A Brief Historical Overview
The Royal Navy is Britain’s only naval warfare force and sole defender of the seas around Britain (and its associated Commonwealth Territories). Although warships were used by the English kings in wartime and to conquer new lands from the early medieval period, the first major battles at Sea by the very first British Royal Navy were fought during the Hundred Years War against the Kingdom of France. The modern Royal Navy traces its origins to the early 16th century; as such it is the oldest of the UK’s armed services, and it is known amongst the British Armed Forces as the Senior Service.
During the 17th and 18th Centuries, the British Navy was engaged in nearly constant battles with the Dutch and French Navies for maritime supremacy in the seas around Britain. From the mid 18th century, it was the world’s most powerful navy – a position it held until it was surpassed in size by the United States Navy during the Second World War. The Royal Navy played a key part in establishing the British Empire as the unmatched world power during the 19th and first part of the 20th centuries. Due to its historical prominence, it is common for it to be referred to as ‘The Royal Navy’ – without specifically mentioning the country of Britain, even by commentators and military personnel from other countries.
Following World War I, the Royal Navy was significantly reduced in size in part due to losses suffered during the Great War. However, even at the beginning of World War II it was still the world’s largest Navy by quite some distance. By the end of the war, however, the United States Navy had emerged as the world’s largest maritime superpower.
It was during the Cold War, that the Royal Navy transformed into a primarily anti-submarine force, hunting for Soviet submarines and mostly active in the GIUK gap. This of course changed following the collapse of the Soviet Union, although the Royal Navy does still retain an active submarine corps. In peacetime, its focus has returned to expeditionary operations around the world and it remains to this day one of the world’s foremost blue-water navies.

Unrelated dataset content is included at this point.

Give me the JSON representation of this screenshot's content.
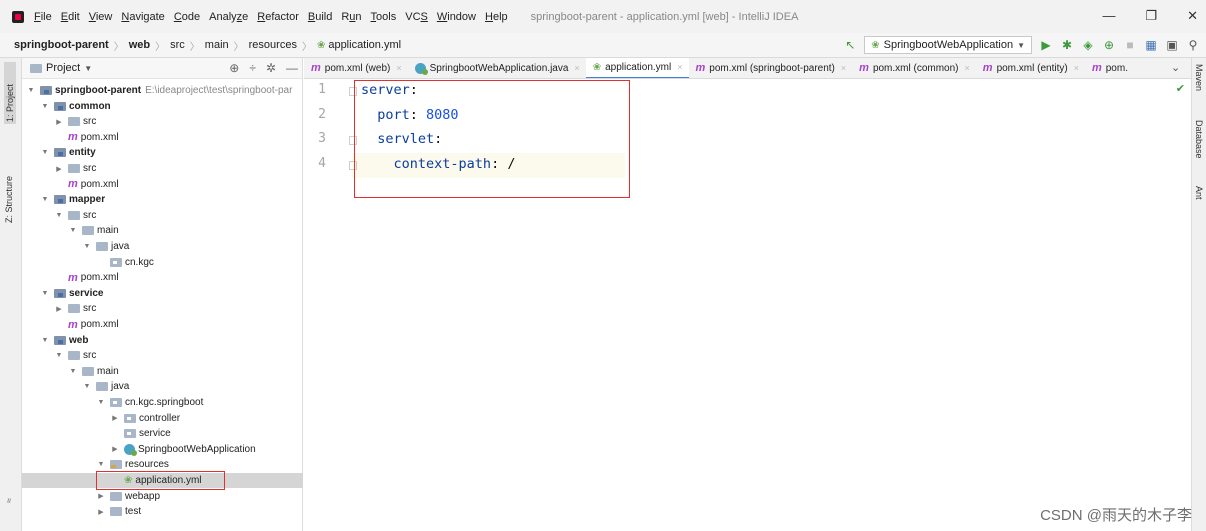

However, 21st century reductions in naval spending, in particular under the current Conservative Government – in real terms, the Navy has suffered over £9bn of budget costs during the Conservatives term in power; and these have led to both a personnel shortage and a reduction in the number of warships.
The Royal Navy maintains a massive fleet of technologically sophisticated ships and submarines, including: two aircraft carriers, two amphibious transport docks, four ballistic missile submarines (which maintain the UK’s nuclear deterrent as part of its NATO membership), six nuclear fleet submarines, six guided missile destroyers, 13 frigates, 13 mine-countermeasure vessels and 23 patrol vessels.
Whilst not of the size it once was, this is still an impressively large military force however, it is now widely considered to be only the 5th largest in the world. At present, in terms of maritime power and superiority, the United States of America is still top, followed by (in order): China, Russia, Japan, The United Kingdom, France, India, South Korea, Italy and Taiwan.
This is reflective of the rise of China, Russia and Japan as economic superpowers – they have grown their military capabilities as their economy has grown; rather than shrinking as has been the case here in Britain.